Sep 27

The ABC of Deceased Estates

Appleton Managing Director, Lauren Hean, discusses the sensitive topic of the cost of dying.

This month, I’m going to discuss a highly sensitive topic in this edition of the Appleton Times, which is the cost and expense of death. We have a fiduciary and professional responsibility to raise these important issues with you to ease the pain of this event and process. I say event and process as death is an event, but what leads up to and follows is a process and by definition, is painful for family and friends of the deceased.

One of the benefits of having Appleton as the nominated executor in your Will is the decades of experience we have in the administration of deceased estates and dealing with the

emotional trauma of death on families, heirs and friends. While we can never take away the pain, what we can and always do is to step in and ease the pain of dealing with the process. 

An important issue is to ensure that your estate is liquid. In other words that there is specific cash or near cash to pay for the numerous expenses of the estate administration

process, without having to be forced into the sale of assets (usually fixed property) to generate sufficient cash to pay for these costs. These challenges can be addressed by good estate planning with your independent financial advisor.

Before looking at the actual costs and expenses of deceased estate administration, one of the major costs to a surviving spouse is simply that of continuing to pay for the everyday expenses of life, such as rates and taxes and monthly debit orders ranging from short-term insurance, to private security, cell phones and DSTV.

Savings, cash and liquidity are required to meet all of these expenses while the estate is being administered and in this regard you may wish to consider specifically tailored products such as the Clientele Estate Preservation Plan Moving on to specifics costs. These are numerous, so I shall simply outline a few of the major ones to consider. When the value of a deceased estate exceeds R250,000 it must be administered fully and in accordance with the Administration of Estates Act of 1965. The following costs and expenses require consideration 

Funeral and burial costs: Funeral and burial/ cremation costs usually need to be covered by the family before an executor is appointed and has access to funds of the deceased. Should your family have funds immediately available to cover the costs of the funeral, they can claim the costs back from your estate. Should you have a funeral policy, please ensure that a beneficiary is nominated thereon for the funds to be accessed immediately and not only be paid once an executor is appointed and estate late account opened. Bear in mind that funerals can cost anywhere between R15 000 and R50 000 depending on scale.

Estate DutyEstate duty is tax paid on the dutiable value of an estate and is charged at a rate of 20% of the first R30 million, and at 25% on anything over R30 million – with the first R3.5 million of the value of your estate not being dutiable.
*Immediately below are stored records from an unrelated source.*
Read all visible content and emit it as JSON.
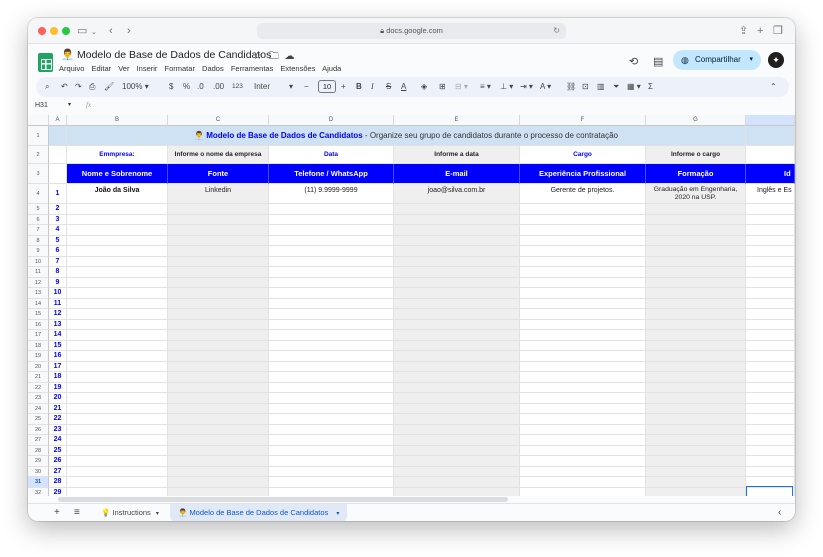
{
  "browser": {
    "url": "docs.google.com"
  },
  "doc": {
    "title": "Modelo de Base de Dados de Candidatos",
    "title_emoji": "👨‍💼",
    "menus": [
      "Arquivo",
      "Editar",
      "Ver",
      "Inserir",
      "Formatar",
      "Dados",
      "Ferramentas",
      "Extensões",
      "Ajuda"
    ],
    "share_label": "Compartilhar"
  },
  "toolbar": {
    "zoom": "100%",
    "currency": "$",
    "percent": "%",
    "dec_decrease": ".0",
    "dec_increase": ".00",
    "number_format": "123",
    "font": "Inter",
    "font_size": "10",
    "bold": "B",
    "italic": "I",
    "strike": "S",
    "text_color": "A"
  },
  "formula_bar": {
    "cell_ref": "H31",
    "fx": "fx",
    "value": ""
  },
  "sheet": {
    "columns": [
      "A",
      "B",
      "C",
      "D",
      "E",
      "F",
      "G"
    ],
    "banner_title": "Modelo de Base de Dados de Candidatos",
    "banner_subtitle": " - Organize seu grupo de candidatos durante o processo de contratação",
    "meta_row": [
      {
        "label": "Emmpresa:",
        "value": "Informe o nome da empresa"
      },
      {
        "label": "Data",
        "value": "Informe a data"
      },
      {
        "label": "Cargo",
        "value": "Informe o cargo"
      }
    ],
    "headers": [
      "Nome e Sobrenome",
      "Fonte",
      "Telefone / WhatsApp",
      "E-mail",
      "Experiência Profissional",
      "Formação",
      "Id"
    ],
    "record": {
      "index": "1",
      "name": "João da Silva",
      "source": "Linkedin",
      "phone": "(11) 9.9999-9999",
      "email": "joao@silva.com.br",
      "experience": "Gerente de projetos.",
      "education_line1": "Graduação em Engenharia,",
      "education_line2": "2020 na USP.",
      "language": "Inglês e Es"
    },
    "row_numbers": [
      "1",
      "2",
      "3",
      "4",
      "5",
      "6",
      "7",
      "8",
      "9",
      "10",
      "11",
      "12",
      "13",
      "14",
      "15",
      "16",
      "17",
      "18",
      "19",
      "20",
      "21",
      "22",
      "23",
      "24",
      "25",
      "26",
      "27",
      "28",
      "29",
      "30",
      "31",
      "32"
    ],
    "index_values": [
      "2",
      "3",
      "4",
      "5",
      "6",
      "7",
      "8",
      "9",
      "10",
      "11",
      "12",
      "13",
      "14",
      "15",
      "16",
      "17",
      "18",
      "19",
      "20",
      "21",
      "22",
      "23",
      "24",
      "25",
      "26",
      "27",
      "28",
      "29"
    ]
  },
  "tabs": {
    "add": "+",
    "list": "≡",
    "items": [
      {
        "label": "Instructions",
        "emoji": "💡"
      },
      {
        "label": "Modelo de Base de Dados de Candidatos",
        "emoji": "👨‍💼"
      }
    ]
  },
  "colors": {
    "accent_blue": "#0000ff",
    "banner_bg": "#cfe2f3",
    "share_bg": "#c2e7ff"
  }
}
Where the deceased was married at the time of death, the R3.5 million abatement can be rolled over to the surviving spouse who will then have a R7 million estate duty abatement on their death.

Property transfer costsIf immovable property in your estate is transferred to an heir, your estate will be required to pay the transfer costs, being the attorney’s conveyancing fees, in accordance with a sliding

scale determined from time to time. It is important to note that beneficiaries and heirs are exempt from paying transfer duty on property inherited from a deceased estate.

Executor’s feesAs currently prescribed, the maximum amount that an executor can charge is 3.5% of the gross value of the assets in the estate, plus VAT at 15%. In addition, an executor can charge 6% on all income and interest collected on behalf of the deceased estate from the date of death until final winding up. In the case of a marriage in community of property, the fees are charged on the joint estate.

Administration costs Other administration costs that a deceased estate may incur include the following:

Master’s fees: As currently prescribed, deceased estates will be levied Master’s fees up to a maximum of R7 000.

Estate late bank account: One of the first tasks of the executor is to open an estate late bank account for which most banks charge in the region of R600.

Bond cancellation costs: If the executor needs to cancel a bond over fixed property, the estate is liable for the bond cancellation costs which can be around R4 000 to R5 000 depending on the terms of the lender.

Professional fees: The executor of your estate may need to use professionals to assist with the winding up of your estate, and these costs will be paid by the estate. For example, if you are married with the accrual system, the executor may need to employ the services of an accountant to determine the accrual. This also includes paying the estate agent’s commission if required to sell any immovable property.

Advertising costs: The Section 29 (Advertisement to Creditors) and Section 35 (Liquidation

and Distribution Account) adverts are required to be published in terms of the Act and cost up to R1 500 depending on the particular publication rates.

Maintenance of asset: Any costs incurred in respect of maintaining an asset in the estate, such as security, cleaning costs, electrical, garden services or plumbing, will be covered by the estate.

Valuation and appraisal costs: Where the asset in the estate is valued by a sworn appraiser, these costs – together with the appraiser’s travelling costs – will be paid from the estate.

Rates clearance costs: Where your estate owns fixed property, your estate will be required to pay rates and taxes to the municipality up to six months in advance.

So, as you can see, the costs of dying can be extremely onerous and thus it is vitally important that you consider and make provision for this when conducting your estate planning with your professional wealth specialist, or financial advisor.